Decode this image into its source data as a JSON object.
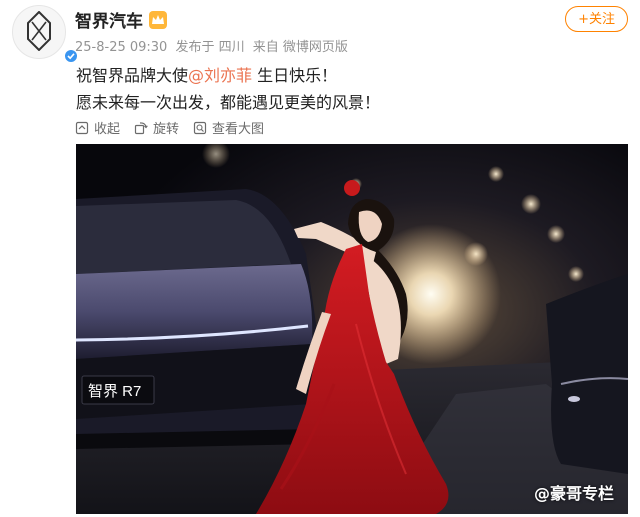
{
  "account": {
    "name": "智界汽车",
    "follow_label": "+关注"
  },
  "meta": {
    "time": "25-8-25 09:30",
    "location": "发布于 四川",
    "source": "来自 微博网页版"
  },
  "post": {
    "line1_prefix": "祝智界品牌大使",
    "mention": "@刘亦菲",
    "line1_suffix": " 生日快乐！",
    "line2": "愿未来每一次出发，都能遇见更美的风景！"
  },
  "actions": {
    "collect": "收起",
    "repost": "旋转",
    "view_large": "查看大图"
  },
  "photo": {
    "plate_text": "智界 R7",
    "watermark": "@豪哥专栏"
  },
  "colors": {
    "accent": "#ff8200",
    "mention": "#eb7350",
    "verified": "#3a95f0",
    "dress": "#c0181c"
  },
  "icons": {
    "avatar": "zhijie-logo-icon",
    "verified": "verified-badge-icon",
    "member": "crown-icon",
    "collect": "collapse-icon",
    "rotate": "rotate-icon",
    "view": "zoom-icon"
  }
}
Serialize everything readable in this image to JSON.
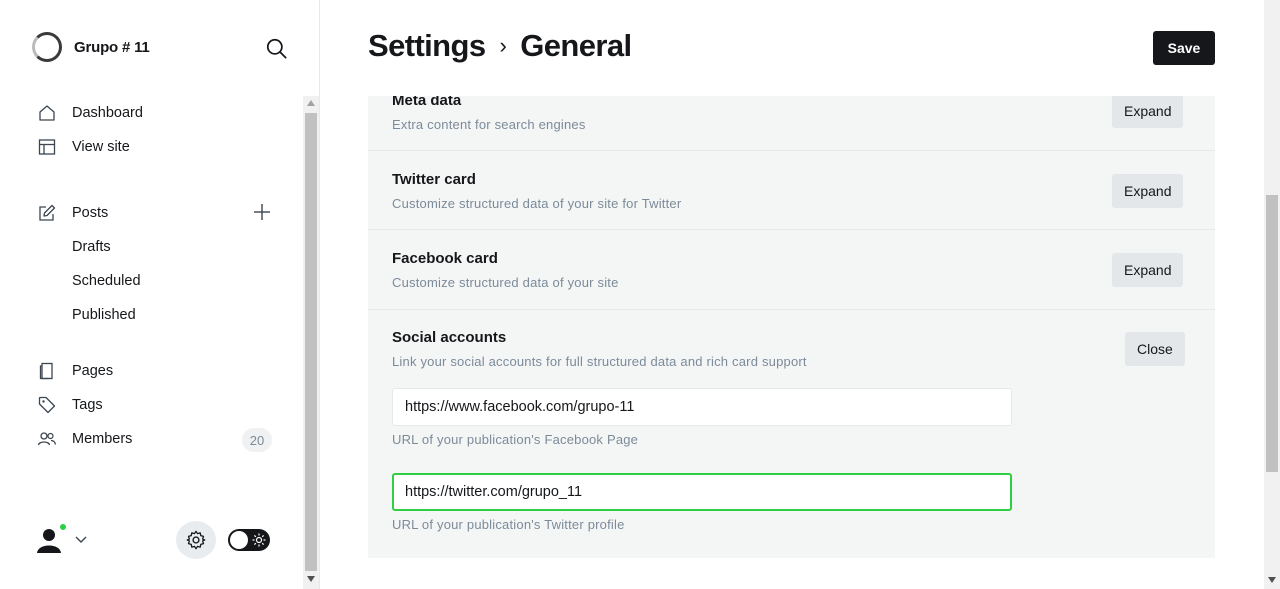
{
  "brand": {
    "name": "Grupo # 11"
  },
  "nav": {
    "dashboard": "Dashboard",
    "view_site": "View site",
    "posts": "Posts",
    "drafts": "Drafts",
    "scheduled": "Scheduled",
    "published": "Published",
    "pages": "Pages",
    "tags": "Tags",
    "members": "Members",
    "members_count": "20"
  },
  "header": {
    "parent": "Settings",
    "separator": "›",
    "current": "General",
    "save_label": "Save"
  },
  "sections": [
    {
      "title": "Meta data",
      "description": "Extra content for search engines",
      "button": "Expand"
    },
    {
      "title": "Twitter card",
      "description": "Customize structured data of your site for Twitter",
      "button": "Expand"
    },
    {
      "title": "Facebook card",
      "description": "Customize structured data of your site",
      "button": "Expand"
    },
    {
      "title": "Social accounts",
      "description": "Link your social accounts for full structured data and rich card support",
      "button": "Close"
    }
  ],
  "social": {
    "facebook_value": "https://www.facebook.com/grupo-11",
    "facebook_hint": "URL of your publication's Facebook Page",
    "twitter_value": "https://twitter.com/grupo_11",
    "twitter_hint": "URL of your publication's Twitter profile"
  },
  "colors": {
    "accent": "#30cf43",
    "dark": "#15171a",
    "muted": "#7c8b9a",
    "section_bg": "#f4f5f5"
  },
  "icons": {
    "search": "search-icon",
    "dashboard": "home-icon",
    "view_site": "layout-icon",
    "posts": "edit-icon",
    "add_post": "plus-icon",
    "pages": "pages-icon",
    "tags": "tag-icon",
    "members": "members-icon",
    "settings": "gear-icon",
    "theme": "sun-icon",
    "user_menu": "chevron-down-icon"
  }
}
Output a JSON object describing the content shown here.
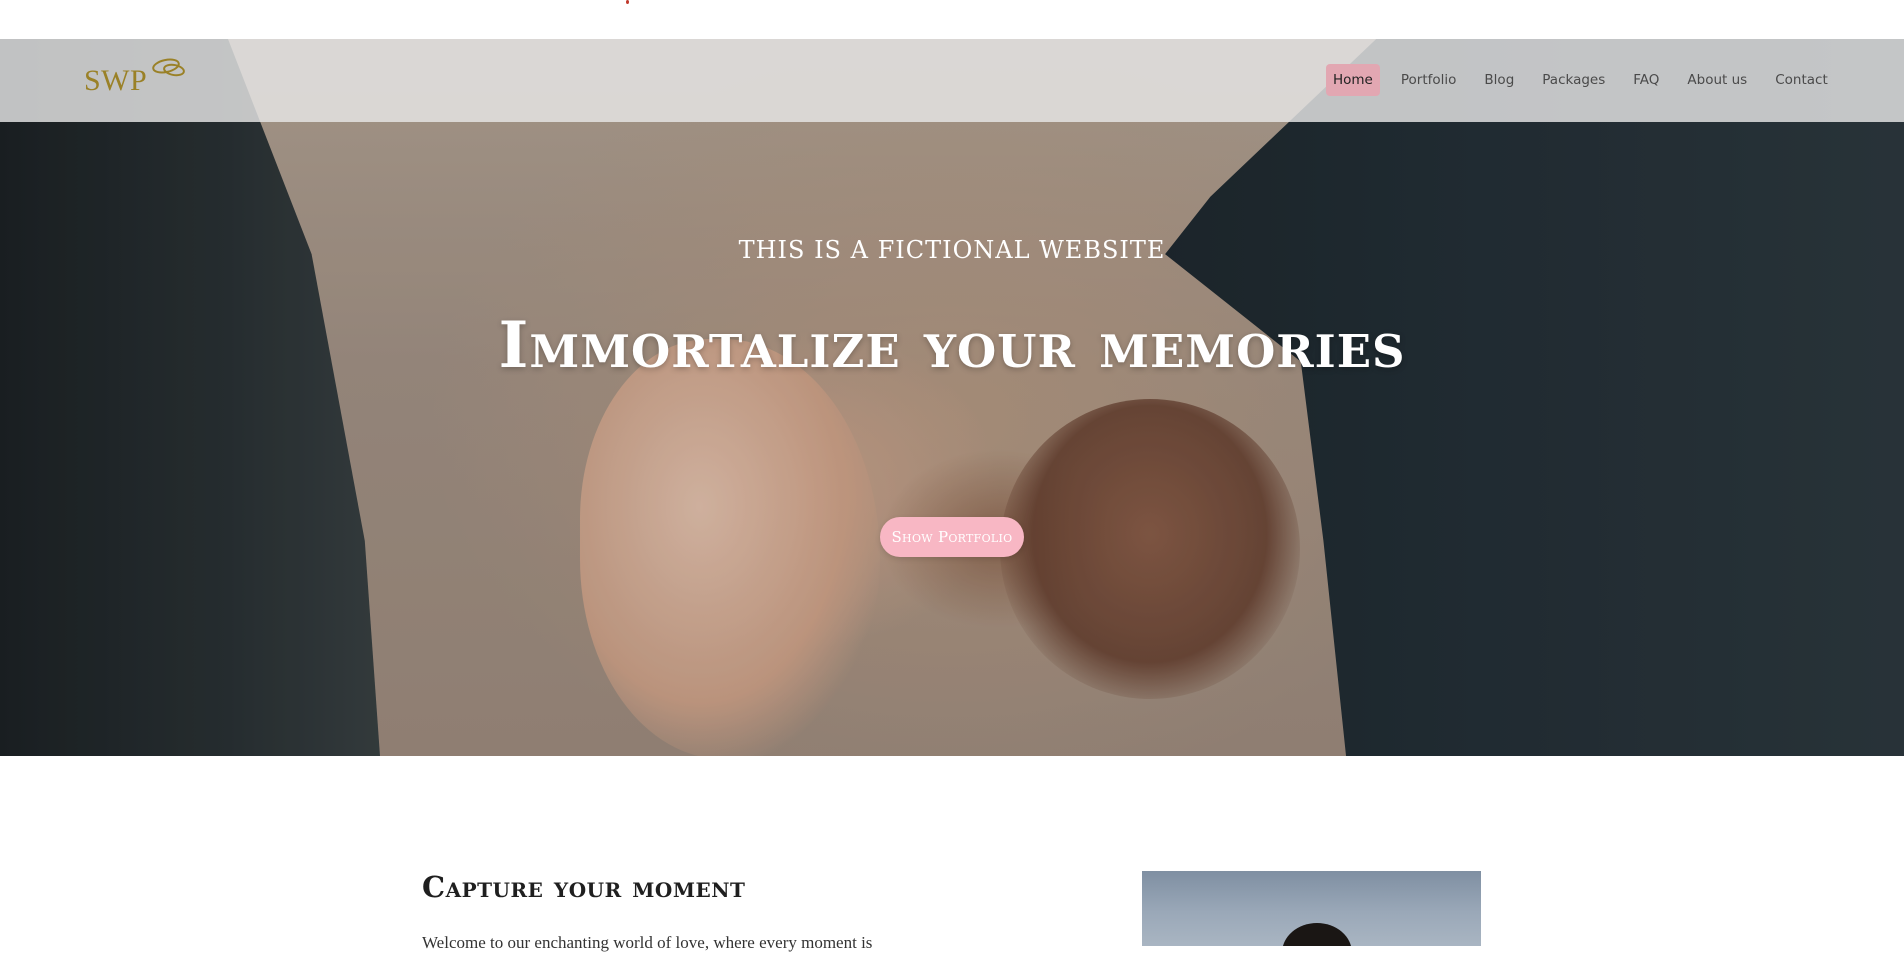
{
  "brand": {
    "logo_text": "SWP",
    "logo_color": "#9a8127"
  },
  "nav": {
    "items": [
      {
        "label": "Home",
        "active": true
      },
      {
        "label": "Portfolio",
        "active": false
      },
      {
        "label": "Blog",
        "active": false
      },
      {
        "label": "Packages",
        "active": false
      },
      {
        "label": "FAQ",
        "active": false
      },
      {
        "label": "About us",
        "active": false
      },
      {
        "label": "Contact",
        "active": false
      }
    ],
    "active_color": "#e2a7b2"
  },
  "hero": {
    "subtitle": "THIS IS A FICTIONAL WEBSITE",
    "title": "Immortalize your memories",
    "button_label": "Show Portfolio",
    "button_color": "#f8b7c4"
  },
  "intro": {
    "title": "Capture your moment",
    "text": "Welcome to our enchanting world of love, where every moment is"
  }
}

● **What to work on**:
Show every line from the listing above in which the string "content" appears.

● **Exercise solution**:
      "description": "Extra content for search engines",
Output a JSON object describing the content shown here.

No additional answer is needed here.